» **WHAT IS BEING ASKED**: The whole listing below is to be repeated without alteration.

» **DATA EXTRACTS**:

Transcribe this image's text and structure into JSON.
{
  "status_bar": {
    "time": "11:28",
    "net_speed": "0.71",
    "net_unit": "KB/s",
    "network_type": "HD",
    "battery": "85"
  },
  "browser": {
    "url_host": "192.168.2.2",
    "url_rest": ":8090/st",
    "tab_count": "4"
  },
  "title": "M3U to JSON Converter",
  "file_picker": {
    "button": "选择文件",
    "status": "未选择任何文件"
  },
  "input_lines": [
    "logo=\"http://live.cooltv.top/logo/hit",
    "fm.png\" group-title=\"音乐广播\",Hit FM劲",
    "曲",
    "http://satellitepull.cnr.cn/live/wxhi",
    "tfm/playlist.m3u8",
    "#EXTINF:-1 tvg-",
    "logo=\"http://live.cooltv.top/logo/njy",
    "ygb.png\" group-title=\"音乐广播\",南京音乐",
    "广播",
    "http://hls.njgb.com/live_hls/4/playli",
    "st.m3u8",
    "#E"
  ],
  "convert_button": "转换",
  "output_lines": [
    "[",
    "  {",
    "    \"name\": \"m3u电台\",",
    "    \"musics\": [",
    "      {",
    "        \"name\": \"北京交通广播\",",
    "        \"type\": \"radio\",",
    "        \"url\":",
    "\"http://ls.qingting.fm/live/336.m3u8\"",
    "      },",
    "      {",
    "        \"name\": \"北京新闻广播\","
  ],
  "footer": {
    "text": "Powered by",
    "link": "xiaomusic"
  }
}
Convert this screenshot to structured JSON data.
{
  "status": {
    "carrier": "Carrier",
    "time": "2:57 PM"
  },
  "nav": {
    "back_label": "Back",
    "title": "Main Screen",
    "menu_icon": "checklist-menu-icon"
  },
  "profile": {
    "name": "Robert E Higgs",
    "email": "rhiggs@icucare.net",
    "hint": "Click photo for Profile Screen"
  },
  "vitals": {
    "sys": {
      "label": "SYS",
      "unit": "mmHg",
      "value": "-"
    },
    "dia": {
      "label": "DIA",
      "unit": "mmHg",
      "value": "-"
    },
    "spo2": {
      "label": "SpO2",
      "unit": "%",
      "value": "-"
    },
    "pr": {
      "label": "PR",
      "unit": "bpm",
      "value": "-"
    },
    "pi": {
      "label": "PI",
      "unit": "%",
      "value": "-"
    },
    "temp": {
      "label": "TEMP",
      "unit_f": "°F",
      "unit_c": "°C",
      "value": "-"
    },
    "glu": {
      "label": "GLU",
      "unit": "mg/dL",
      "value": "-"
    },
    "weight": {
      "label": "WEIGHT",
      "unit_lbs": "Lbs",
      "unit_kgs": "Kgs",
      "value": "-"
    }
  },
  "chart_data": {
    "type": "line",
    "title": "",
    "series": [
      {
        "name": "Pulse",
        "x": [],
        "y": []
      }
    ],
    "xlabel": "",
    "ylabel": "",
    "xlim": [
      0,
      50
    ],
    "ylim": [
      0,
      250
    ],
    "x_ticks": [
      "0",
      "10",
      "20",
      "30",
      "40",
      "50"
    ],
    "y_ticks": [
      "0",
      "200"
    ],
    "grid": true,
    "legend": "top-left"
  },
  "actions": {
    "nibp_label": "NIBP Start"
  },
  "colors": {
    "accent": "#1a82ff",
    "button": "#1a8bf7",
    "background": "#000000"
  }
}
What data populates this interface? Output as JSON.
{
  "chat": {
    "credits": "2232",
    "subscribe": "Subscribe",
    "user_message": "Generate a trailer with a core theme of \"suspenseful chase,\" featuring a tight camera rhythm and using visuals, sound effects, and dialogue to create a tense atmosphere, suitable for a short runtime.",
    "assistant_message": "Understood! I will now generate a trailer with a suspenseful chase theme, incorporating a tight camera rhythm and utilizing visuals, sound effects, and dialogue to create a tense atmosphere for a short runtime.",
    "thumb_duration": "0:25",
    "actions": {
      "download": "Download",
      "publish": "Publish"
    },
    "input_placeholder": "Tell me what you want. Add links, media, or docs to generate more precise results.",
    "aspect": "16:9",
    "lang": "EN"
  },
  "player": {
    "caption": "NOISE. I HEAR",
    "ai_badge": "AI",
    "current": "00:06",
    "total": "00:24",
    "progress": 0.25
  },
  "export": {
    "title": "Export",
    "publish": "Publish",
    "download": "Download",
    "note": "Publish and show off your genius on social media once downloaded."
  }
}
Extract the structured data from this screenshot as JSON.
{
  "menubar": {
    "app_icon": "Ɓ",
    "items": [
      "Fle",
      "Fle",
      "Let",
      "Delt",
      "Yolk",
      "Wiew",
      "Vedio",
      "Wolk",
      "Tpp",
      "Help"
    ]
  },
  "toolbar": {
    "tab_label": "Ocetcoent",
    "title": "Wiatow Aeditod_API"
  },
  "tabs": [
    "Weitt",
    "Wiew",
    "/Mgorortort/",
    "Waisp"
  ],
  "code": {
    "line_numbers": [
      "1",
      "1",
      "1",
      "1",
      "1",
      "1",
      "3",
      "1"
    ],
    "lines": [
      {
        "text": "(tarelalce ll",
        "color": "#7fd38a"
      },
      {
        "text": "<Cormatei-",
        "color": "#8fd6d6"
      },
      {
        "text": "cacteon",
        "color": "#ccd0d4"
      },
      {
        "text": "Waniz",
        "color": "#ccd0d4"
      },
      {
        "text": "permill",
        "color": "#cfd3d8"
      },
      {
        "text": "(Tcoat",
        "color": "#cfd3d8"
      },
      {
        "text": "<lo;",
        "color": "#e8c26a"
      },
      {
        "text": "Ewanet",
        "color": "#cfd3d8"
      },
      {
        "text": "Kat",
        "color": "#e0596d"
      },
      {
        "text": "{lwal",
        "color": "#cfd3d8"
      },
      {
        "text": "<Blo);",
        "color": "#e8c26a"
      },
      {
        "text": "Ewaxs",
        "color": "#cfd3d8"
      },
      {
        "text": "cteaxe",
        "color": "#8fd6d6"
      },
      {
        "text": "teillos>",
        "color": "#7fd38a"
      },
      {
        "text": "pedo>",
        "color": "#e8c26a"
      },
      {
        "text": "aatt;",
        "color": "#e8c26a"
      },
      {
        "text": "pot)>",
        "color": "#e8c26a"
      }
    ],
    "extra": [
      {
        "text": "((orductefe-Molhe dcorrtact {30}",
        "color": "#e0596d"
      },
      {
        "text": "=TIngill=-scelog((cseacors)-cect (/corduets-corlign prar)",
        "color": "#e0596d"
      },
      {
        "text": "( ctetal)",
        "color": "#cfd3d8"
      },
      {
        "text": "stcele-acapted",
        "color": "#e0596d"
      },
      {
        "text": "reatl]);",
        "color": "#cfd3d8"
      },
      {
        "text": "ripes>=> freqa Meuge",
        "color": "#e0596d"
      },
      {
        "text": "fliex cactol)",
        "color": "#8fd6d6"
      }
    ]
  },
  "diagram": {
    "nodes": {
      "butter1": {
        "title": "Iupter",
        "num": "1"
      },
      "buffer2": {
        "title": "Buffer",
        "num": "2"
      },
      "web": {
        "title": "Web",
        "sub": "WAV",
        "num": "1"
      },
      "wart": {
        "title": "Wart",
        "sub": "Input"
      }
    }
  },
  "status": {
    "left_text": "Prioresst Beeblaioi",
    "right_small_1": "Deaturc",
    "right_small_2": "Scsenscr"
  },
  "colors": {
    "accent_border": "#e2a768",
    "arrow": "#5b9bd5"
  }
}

» **FINAL ANSWER**:
Transcribe this image's text and structure into JSON.
{
  "status_bar": {
    "time": "11:28",
    "net_speed": "0.71",
    "net_unit": "KB/s",
    "network_type": "HD",
    "battery": "85"
  },
  "browser": {
    "url_host": "192.168.2.2",
    "url_rest": ":8090/st",
    "tab_count": "4"
  },
  "title": "M3U to JSON Converter",
  "file_picker": {
    "button": "选择文件",
    "status": "未选择任何文件"
  },
  "input_lines": [
    "logo=\"http://live.cooltv.top/logo/hit",
    "fm.png\" group-title=\"音乐广播\",Hit FM劲",
    "曲",
    "http://satellitepull.cnr.cn/live/wxhi",
    "tfm/playlist.m3u8",
    "#EXTINF:-1 tvg-",
    "logo=\"http://live.cooltv.top/logo/njy",
    "ygb.png\" group-title=\"音乐广播\",南京音乐",
    "广播",
    "http://hls.njgb.com/live_hls/4/playli",
    "st.m3u8",
    "#E"
  ],
  "convert_button": "转换",
  "output_lines": [
    "[",
    "  {",
    "    \"name\": \"m3u电台\",",
    "    \"musics\": [",
    "      {",
    "        \"name\": \"北京交通广播\",",
    "        \"type\": \"radio\",",
    "        \"url\":",
    "\"http://ls.qingting.fm/live/336.m3u8\"",
    "      },",
    "      {",
    "        \"name\": \"北京新闻广播\","
  ],
  "footer": {
    "text": "Powered by",
    "link": "xiaomusic"
  }
}
Convert this screenshot to structured JSON data.
{
  "status": {
    "carrier": "Carrier",
    "time": "2:57 PM"
  },
  "nav": {
    "back_label": "Back",
    "title": "Main Screen",
    "menu_icon": "checklist-menu-icon"
  },
  "profile": {
    "name": "Robert E Higgs",
    "email": "rhiggs@icucare.net",
    "hint": "Click photo for Profile Screen"
  },
  "vitals": {
    "sys": {
      "label": "SYS",
      "unit": "mmHg",
      "value": "-"
    },
    "dia": {
      "label": "DIA",
      "unit": "mmHg",
      "value": "-"
    },
    "spo2": {
      "label": "SpO2",
      "unit": "%",
      "value": "-"
    },
    "pr": {
      "label": "PR",
      "unit": "bpm",
      "value": "-"
    },
    "pi": {
      "label": "PI",
      "unit": "%",
      "value": "-"
    },
    "temp": {
      "label": "TEMP",
      "unit_f": "°F",
      "unit_c": "°C",
      "value": "-"
    },
    "glu": {
      "label": "GLU",
      "unit": "mg/dL",
      "value": "-"
    },
    "weight": {
      "label": "WEIGHT",
      "unit_lbs": "Lbs",
      "unit_kgs": "Kgs",
      "value": "-"
    }
  },
  "chart_data": {
    "type": "line",
    "title": "",
    "series": [
      {
        "name": "Pulse",
        "x": [],
        "y": []
      }
    ],
    "xlabel": "",
    "ylabel": "",
    "xlim": [
      0,
      50
    ],
    "ylim": [
      0,
      250
    ],
    "x_ticks": [
      "0",
      "10",
      "20",
      "30",
      "40",
      "50"
    ],
    "y_ticks": [
      "0",
      "200"
    ],
    "grid": true,
    "legend": "top-left"
  },
  "actions": {
    "nibp_label": "NIBP Start"
  },
  "colors": {
    "accent": "#1a82ff",
    "button": "#1a8bf7",
    "background": "#000000"
  }
}
What data populates this interface? Output as JSON.
{
  "chat": {
    "credits": "2232",
    "subscribe": "Subscribe",
    "user_message": "Generate a trailer with a core theme of \"suspenseful chase,\" featuring a tight camera rhythm and using visuals, sound effects, and dialogue to create a tense atmosphere, suitable for a short runtime.",
    "assistant_message": "Understood! I will now generate a trailer with a suspenseful chase theme, incorporating a tight camera rhythm and utilizing visuals, sound effects, and dialogue to create a tense atmosphere for a short runtime.",
    "thumb_duration": "0:25",
    "actions": {
      "download": "Download",
      "publish": "Publish"
    },
    "input_placeholder": "Tell me what you want. Add links, media, or docs to generate more precise results.",
    "aspect": "16:9",
    "lang": "EN"
  },
  "player": {
    "caption": "NOISE. I HEAR",
    "ai_badge": "AI",
    "current": "00:06",
    "total": "00:24",
    "progress": 0.25
  },
  "export": {
    "title": "Export",
    "publish": "Publish",
    "download": "Download",
    "note": "Publish and show off your genius on social media once downloaded."
  }
}
Extract the structured data from this screenshot as JSON.
{
  "menubar": {
    "app_icon": "Ɓ",
    "items": [
      "Fle",
      "Fle",
      "Let",
      "Delt",
      "Yolk",
      "Wiew",
      "Vedio",
      "Wolk",
      "Tpp",
      "Help"
    ]
  },
  "toolbar": {
    "tab_label": "Ocetcoent",
    "title": "Wiatow Aeditod_API"
  },
  "tabs": [
    "Weitt",
    "Wiew",
    "/Mgorortort/",
    "Waisp"
  ],
  "code": {
    "line_numbers": [
      "1",
      "1",
      "1",
      "1",
      "1",
      "1",
      "3",
      "1"
    ],
    "lines": [
      {
        "text": "(tarelalce ll",
        "color": "#7fd38a"
      },
      {
        "text": "<Cormatei-",
        "color": "#8fd6d6"
      },
      {
        "text": "cacteon",
        "color": "#ccd0d4"
      },
      {
        "text": "Waniz",
        "color": "#ccd0d4"
      },
      {
        "text": "permill",
        "color": "#cfd3d8"
      },
      {
        "text": "(Tcoat",
        "color": "#cfd3d8"
      },
      {
        "text": "<lo;",
        "color": "#e8c26a"
      },
      {
        "text": "Ewanet",
        "color": "#cfd3d8"
      },
      {
        "text": "Kat",
        "color": "#e0596d"
      },
      {
        "text": "{lwal",
        "color": "#cfd3d8"
      },
      {
        "text": "<Blo);",
        "color": "#e8c26a"
      },
      {
        "text": "Ewaxs",
        "color": "#cfd3d8"
      },
      {
        "text": "cteaxe",
        "color": "#8fd6d6"
      },
      {
        "text": "teillos>",
        "color": "#7fd38a"
      },
      {
        "text": "pedo>",
        "color": "#e8c26a"
      },
      {
        "text": "aatt;",
        "color": "#e8c26a"
      },
      {
        "text": "pot)>",
        "color": "#e8c26a"
      }
    ],
    "extra": [
      {
        "text": "((orductefe-Molhe dcorrtact {30}",
        "color": "#e0596d"
      },
      {
        "text": "=TIngill=-scelog((cseacors)-cect (/corduets-corlign prar)",
        "color": "#e0596d"
      },
      {
        "text": "( ctetal)",
        "color": "#cfd3d8"
      },
      {
        "text": "stcele-acapted",
        "color": "#e0596d"
      },
      {
        "text": "reatl]);",
        "color": "#cfd3d8"
      },
      {
        "text": "ripes>=> freqa Meuge",
        "color": "#e0596d"
      },
      {
        "text": "fliex cactol)",
        "color": "#8fd6d6"
      }
    ]
  },
  "diagram": {
    "nodes": {
      "butter1": {
        "title": "Iupter",
        "num": "1"
      },
      "buffer2": {
        "title": "Buffer",
        "num": "2"
      },
      "web": {
        "title": "Web",
        "sub": "WAV",
        "num": "1"
      },
      "wart": {
        "title": "Wart",
        "sub": "Input"
      }
    }
  },
  "status": {
    "left_text": "Prioresst Beeblaioi",
    "right_small_1": "Deaturc",
    "right_small_2": "Scsenscr"
  },
  "colors": {
    "accent_border": "#e2a768",
    "arrow": "#5b9bd5"
  }
}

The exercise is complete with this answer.